First stable nucleophilic aluminium(I) compound offers new way to make aluminium–carbon bonds
The first stable anionic aluminium compound in the +1 oxidation state demonstrates that received wisdom isn’t always right: unlike all other electrophilic aluminium compounds, this unusual molecule is a nucleophile.
Researchers from the UK and Finland made the nucleophile by reducing an aluminium(III) complex with potassium graphite. Although aluminium vastly prefers to be in a +3 oxidation state – like in aluminium chloride or the polymerisation co-catalyst triethyl aluminium – this reaction creates a bright yellow, dimeric aluminium(I) molecule.
In its nucleophilic form, aluminium performs some unprecedented reactions. With a magnesium(I) complex it makes an aluminium–magnesium bond and with electrophilic carbon atoms, as in iodomethane, it forms aluminium alkyls. This, the researchers suggest, might be an alternative way to make aluminium–carbon bonds, which currently rely on pairing aluminium electrophiles with alkyl halides or hydroalumination reactions.
The aluminium nucleophile could also insert itself into one of the carbon–hydrogen bonds of benzene by oxidative addition – the first time a main group metal has been able to do what is usually reserved for noble metals like palladium.

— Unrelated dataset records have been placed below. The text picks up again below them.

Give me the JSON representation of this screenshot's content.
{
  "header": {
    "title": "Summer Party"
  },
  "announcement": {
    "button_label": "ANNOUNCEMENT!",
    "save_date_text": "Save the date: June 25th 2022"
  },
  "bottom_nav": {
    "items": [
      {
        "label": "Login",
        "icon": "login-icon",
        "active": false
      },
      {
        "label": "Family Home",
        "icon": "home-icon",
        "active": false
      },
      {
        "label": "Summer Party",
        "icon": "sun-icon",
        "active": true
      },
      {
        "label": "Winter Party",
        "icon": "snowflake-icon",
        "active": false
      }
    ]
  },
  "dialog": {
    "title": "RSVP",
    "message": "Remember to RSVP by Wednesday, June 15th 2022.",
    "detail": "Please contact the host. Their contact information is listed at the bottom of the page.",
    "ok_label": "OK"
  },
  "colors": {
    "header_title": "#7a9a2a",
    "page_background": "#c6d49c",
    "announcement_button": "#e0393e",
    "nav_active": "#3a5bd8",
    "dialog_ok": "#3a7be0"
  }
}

Correction: The article was updated on 20 April 2018 to clarify that the anionic aluminium compound is the first of its kind in the +1 oxidation state
J Hicks et al, Nature, 2018, DOI: 10.1038/s41586-018-0037-y